(Dataset excerpts)
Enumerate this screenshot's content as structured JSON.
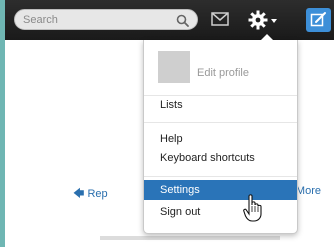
{
  "topbar": {
    "search": {
      "placeholder": "Search"
    },
    "icons": [
      "search-icon",
      "mail-icon",
      "gear-icon",
      "caret-down-icon",
      "compose-icon"
    ],
    "compose_color": "#3d8fd8"
  },
  "tweet_actions": {
    "reply_label": "Rep",
    "more_label": "More"
  },
  "dropdown": {
    "edit_profile": "Edit profile",
    "items": [
      "Lists",
      "Help",
      "Keyboard shortcuts",
      "Settings",
      "Sign out"
    ],
    "active_item": "Settings",
    "active_color": "#2a74b8"
  }
}
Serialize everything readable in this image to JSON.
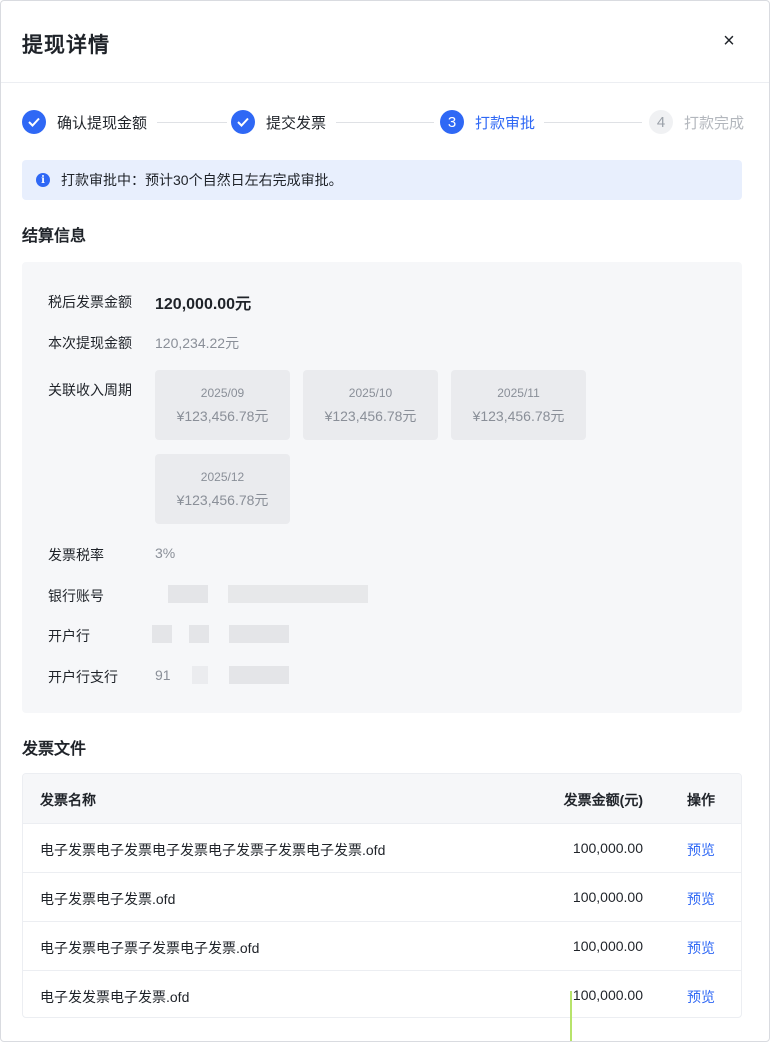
{
  "modal": {
    "title": "提现详情",
    "close_label": "×"
  },
  "steps": [
    {
      "label": "确认提现金额",
      "status": "done",
      "number": "1"
    },
    {
      "label": "提交发票",
      "status": "done",
      "number": "2"
    },
    {
      "label": "打款审批",
      "status": "active",
      "number": "3"
    },
    {
      "label": "打款完成",
      "status": "todo",
      "number": "4"
    }
  ],
  "alert": {
    "text": "打款审批中：预计30个自然日左右完成审批。"
  },
  "settlement": {
    "title": "结算信息",
    "after_tax_invoice_label": "税后发票金额",
    "after_tax_invoice_value": "120,000.00元",
    "withdraw_amount_label": "本次提现金额",
    "withdraw_amount_value": "120,234.22元",
    "income_period_label": "关联收入周期",
    "periods": [
      {
        "month": "2025/09",
        "amount": "¥123,456.78元"
      },
      {
        "month": "2025/10",
        "amount": "¥123,456.78元"
      },
      {
        "month": "2025/11",
        "amount": "¥123,456.78元"
      },
      {
        "month": "2025/12",
        "amount": "¥123,456.78元"
      }
    ],
    "tax_rate_label": "发票税率",
    "tax_rate_value": "3%",
    "bank_account_label": "银行账号",
    "bank_label": "开户行",
    "bank_branch_label": "开户行支行",
    "bank_branch_value_prefix": "91"
  },
  "invoices": {
    "title": "发票文件",
    "columns": {
      "name": "发票名称",
      "amount": "发票金额(元)",
      "action": "操作"
    },
    "rows": [
      {
        "name": "电子发票电子发票电子发票电子发票子发票电子发票.ofd",
        "amount": "100,000.00",
        "action": "预览"
      },
      {
        "name": "电子发票电子发票.ofd",
        "amount": "100,000.00",
        "action": "预览"
      },
      {
        "name": "电子发票电子票子发票电子发票.ofd",
        "amount": "100,000.00",
        "action": "预览"
      },
      {
        "name": "电子发发票电子发票.ofd",
        "amount": "100,000.00",
        "action": "预览"
      }
    ]
  },
  "colors": {
    "accent": "#2f68f5",
    "alert_bg": "#e8effd",
    "panel_bg": "#f6f7f9"
  },
  "icons": {
    "close": "close-icon",
    "check": "check-icon",
    "info": "info-icon"
  }
}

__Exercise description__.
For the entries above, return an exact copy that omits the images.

__Result of this exercise__.
Enumerate this screenshot's content as structured JSON.
{
  "topbar": {
    "search": {
      "placeholder": "Search"
    },
    "icons": [
      "search-icon",
      "mail-icon",
      "gear-icon",
      "caret-down-icon",
      "compose-icon"
    ],
    "compose_color": "#3d8fd8"
  },
  "tweet_actions": {
    "reply_label": "Rep",
    "more_label": "More"
  },
  "dropdown": {
    "edit_profile": "Edit profile",
    "items": [
      "Lists",
      "Help",
      "Keyboard shortcuts",
      "Settings",
      "Sign out"
    ],
    "active_item": "Settings",
    "active_color": "#2a74b8"
  }
}
Serialize everything readable in this image to JSON.
{
  "modal": {
    "title": "提现详情",
    "close_label": "×"
  },
  "steps": [
    {
      "label": "确认提现金额",
      "status": "done",
      "number": "1"
    },
    {
      "label": "提交发票",
      "status": "done",
      "number": "2"
    },
    {
      "label": "打款审批",
      "status": "active",
      "number": "3"
    },
    {
      "label": "打款完成",
      "status": "todo",
      "number": "4"
    }
  ],
  "alert": {
    "text": "打款审批中：预计30个自然日左右完成审批。"
  },
  "settlement": {
    "title": "结算信息",
    "after_tax_invoice_label": "税后发票金额",
    "after_tax_invoice_value": "120,000.00元",
    "withdraw_amount_label": "本次提现金额",
    "withdraw_amount_value": "120,234.22元",
    "income_period_label": "关联收入周期",
    "periods": [
      {
        "month": "2025/09",
        "amount": "¥123,456.78元"
      },
      {
        "month": "2025/10",
        "amount": "¥123,456.78元"
      },
      {
        "month": "2025/11",
        "amount": "¥123,456.78元"
      },
      {
        "month": "2025/12",
        "amount": "¥123,456.78元"
      }
    ],
    "tax_rate_label": "发票税率",
    "tax_rate_value": "3%",
    "bank_account_label": "银行账号",
    "bank_label": "开户行",
    "bank_branch_label": "开户行支行",
    "bank_branch_value_prefix": "91"
  },
  "invoices": {
    "title": "发票文件",
    "columns": {
      "name": "发票名称",
      "amount": "发票金额(元)",
      "action": "操作"
    },
    "rows": [
      {
        "name": "电子发票电子发票电子发票电子发票子发票电子发票.ofd",
        "amount": "100,000.00",
        "action": "预览"
      },
      {
        "name": "电子发票电子发票.ofd",
        "amount": "100,000.00",
        "action": "预览"
      },
      {
        "name": "电子发票电子票子发票电子发票.ofd",
        "amount": "100,000.00",
        "action": "预览"
      },
      {
        "name": "电子发发票电子发票.ofd",
        "amount": "100,000.00",
        "action": "预览"
      }
    ]
  },
  "colors": {
    "accent": "#2f68f5",
    "alert_bg": "#e8effd",
    "panel_bg": "#f6f7f9"
  },
  "icons": {
    "close": "close-icon",
    "check": "check-icon",
    "info": "info-icon"
  }
}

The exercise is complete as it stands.